Would Qantas' Flying Roo Take Them to Profitability?
27th Nov 2014
The struggling carrier is very optimistic that the current fiscal year will be a better year for them after posting losses in previous years. That optimism is displayed in its new acquisition, a B737 airliner, sporting a retro-livery, a design that was originally used in the 70s.
The retro-livery features a familiar flying roo which was first used in 1948.
Qantas used the flying roo extensively since 1948 until 1984. The airline used the logo featuring a red flying roo with its feet on a globe against a white background since 1948 until 1968. In 1968, the airline adopted a new logo, this time, without the globe but retained the red flying roo, now enclosed in a white circle with red outline. The airline dropped the red flying roo altogether in 1984 and replaced it with the wingless white roo set against a red right triangle which would last until now, though with very little variation.
Aside from the red flying roo painted on the plane's tail, the retro-livery also features an orange ochre band running along the entire length of the fuselage, framing the windows.
Qantas' CEO, Alan Joyce, said he is hopeful that adopting the retro-livery would usher in a new era of vitality and profitability. He was hoping that they will finally return to profitability this year.
The state-owned flag carrier posted a loss of $2.8 billion in August this year but has been reportedly steadily showing progress on its recovery program.

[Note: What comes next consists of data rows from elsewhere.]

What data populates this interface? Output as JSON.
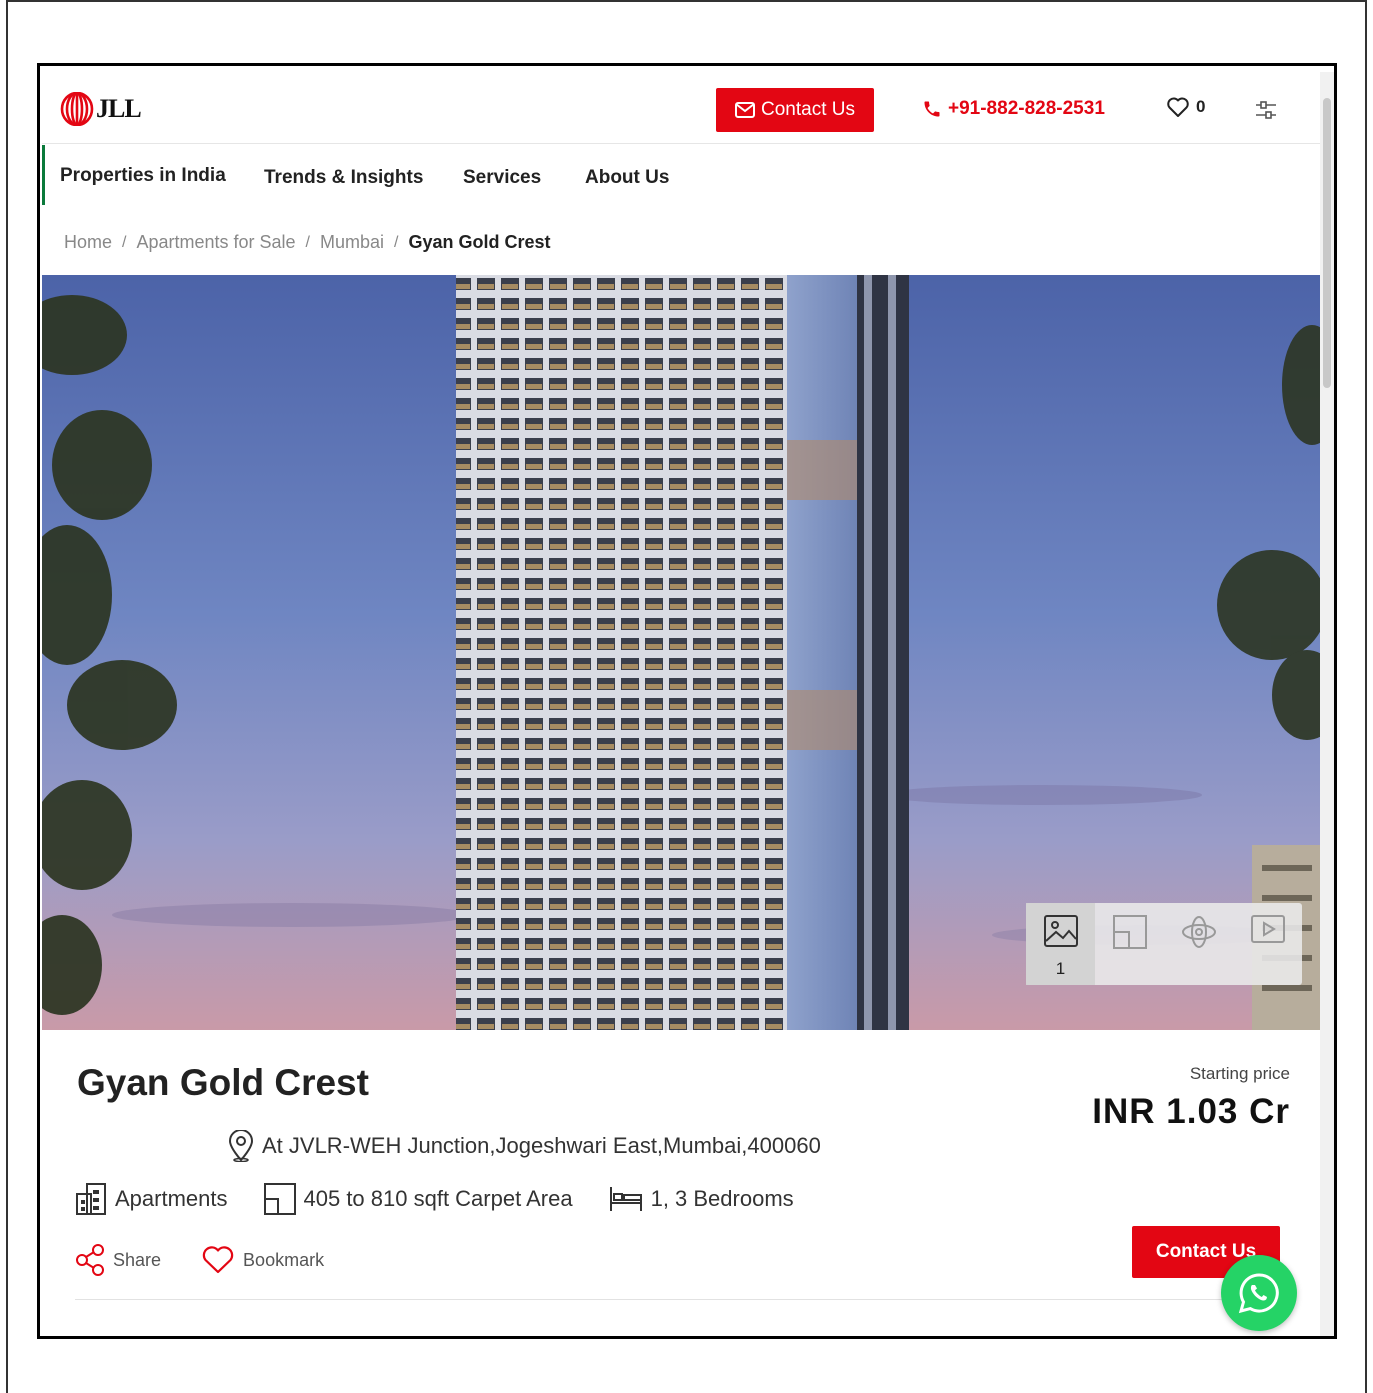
{
  "header": {
    "logo_text": "JLL",
    "contact_label": "Contact Us",
    "phone": "+91-882-828-2531",
    "wishlist_count": "0"
  },
  "nav": {
    "items": [
      "Properties in India",
      "Trends & Insights",
      "Services",
      "About Us"
    ]
  },
  "breadcrumb": {
    "items": [
      "Home",
      "Apartments for Sale",
      "Mumbai"
    ],
    "separator": "/",
    "current": "Gyan Gold Crest"
  },
  "gallery": {
    "image_count": "1",
    "tabs": [
      "image-icon",
      "floor-plan-icon",
      "360-view-icon",
      "video-icon"
    ]
  },
  "property": {
    "name": "Gyan Gold Crest",
    "address": "At JVLR-WEH Junction,Jogeshwari East,Mumbai,400060",
    "type": "Apartments",
    "area": "405 to 810 sqft Carpet Area",
    "bedrooms": "1, 3 Bedrooms",
    "price_label": "Starting price",
    "price": "INR 1.03 Cr"
  },
  "actions": {
    "share": "Share",
    "bookmark": "Bookmark",
    "contact": "Contact Us"
  },
  "colors": {
    "brand_red": "#e30613",
    "whatsapp_green": "#25d366"
  }
}
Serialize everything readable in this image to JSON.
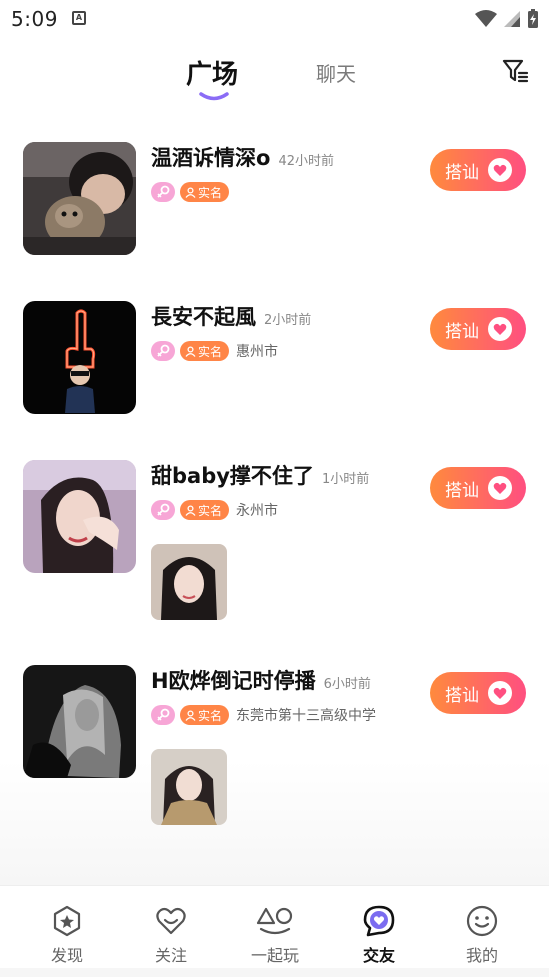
{
  "status_bar": {
    "time": "5:09",
    "notification": "A"
  },
  "header": {
    "tabs": [
      {
        "label": "广场",
        "active": true
      },
      {
        "label": "聊天",
        "active": false
      }
    ],
    "filter_icon": "filter-icon",
    "accent": "#8b6cf6"
  },
  "feed": [
    {
      "name": "温酒诉情深o",
      "time": "42小时前",
      "sex_icon": "female-icon",
      "verified": "实名",
      "city": "",
      "button": "搭讪",
      "has_photo": false
    },
    {
      "name": "長安不起風",
      "time": "2小时前",
      "sex_icon": "female-icon",
      "verified": "实名",
      "city": "惠州市",
      "button": "搭讪",
      "has_photo": false
    },
    {
      "name": "甜baby撑不住了",
      "time": "1小时前",
      "sex_icon": "female-icon",
      "verified": "实名",
      "city": "永州市",
      "button": "搭讪",
      "has_photo": true
    },
    {
      "name": "H欧烨倒记时停播",
      "time": "6小时前",
      "sex_icon": "female-icon",
      "verified": "实名",
      "city": "东莞市第十三高级中学",
      "button": "搭讪",
      "has_photo": true
    }
  ],
  "colors": {
    "button_start": "#ff8a3d",
    "button_end": "#ff4f80",
    "verified": "#ff8547",
    "female_badge": "#f7a6d6"
  },
  "bottom_nav": [
    {
      "label": "发现",
      "icon": "discover-icon",
      "active": false
    },
    {
      "label": "关注",
      "icon": "follow-icon",
      "active": false
    },
    {
      "label": "一起玩",
      "icon": "play-together-icon",
      "active": false
    },
    {
      "label": "交友",
      "icon": "friends-icon",
      "active": true
    },
    {
      "label": "我的",
      "icon": "profile-icon",
      "active": false
    }
  ]
}
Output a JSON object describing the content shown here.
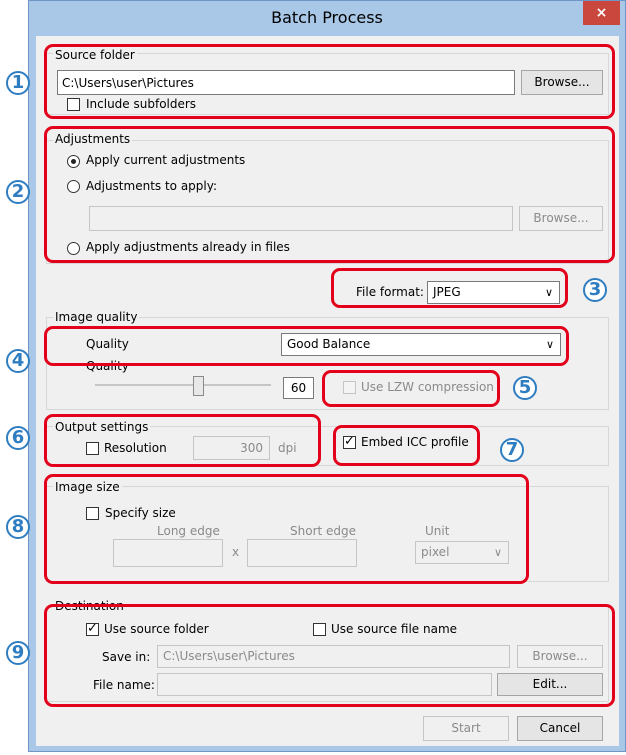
{
  "window": {
    "title": "Batch Process",
    "close_glyph": "×"
  },
  "source": {
    "label": "Source folder",
    "path": "C:\\Users\\user\\Pictures",
    "browse": "Browse...",
    "include_subfolders": "Include subfolders"
  },
  "adjustments": {
    "label": "Adjustments",
    "opt1": "Apply current adjustments",
    "opt2": "Adjustments to apply:",
    "browse": "Browse...",
    "opt3": "Apply adjustments already in files"
  },
  "file_format": {
    "label": "File format:",
    "value": "JPEG"
  },
  "image_quality": {
    "label": "Image quality",
    "quality_label": "Quality",
    "quality_value": "Good Balance",
    "quality_label2": "Quality",
    "slider_value": "60",
    "lzw": "Use LZW compression"
  },
  "output": {
    "label": "Output settings",
    "resolution": "Resolution",
    "res_value": "300",
    "res_unit": "dpi",
    "icc": "Embed ICC profile"
  },
  "image_size": {
    "label": "Image size",
    "specify": "Specify size",
    "long_edge": "Long edge",
    "short_edge": "Short edge",
    "unit_label": "Unit",
    "unit_value": "pixel",
    "times": "x"
  },
  "destination": {
    "label": "Destination",
    "use_source_folder": "Use source folder",
    "use_source_file_name": "Use source file name",
    "save_in_label": "Save in:",
    "save_in_value": "C:\\Users\\user\\Pictures",
    "browse": "Browse...",
    "file_name_label": "File name:",
    "edit": "Edit..."
  },
  "footer": {
    "start": "Start",
    "cancel": "Cancel"
  },
  "badges": [
    "1",
    "2",
    "3",
    "4",
    "5",
    "6",
    "7",
    "8",
    "9"
  ],
  "colors": {
    "callout_red": "#e2001a",
    "badge_blue": "#2f7dc1",
    "title_bg": "#a9c8e8",
    "close_red": "#c9473c"
  }
}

Qantas unveiled the new livery on its new acquisition, B737 aircraft, last week in Seattle and was attended by its celebrity ambassador, John Travolta.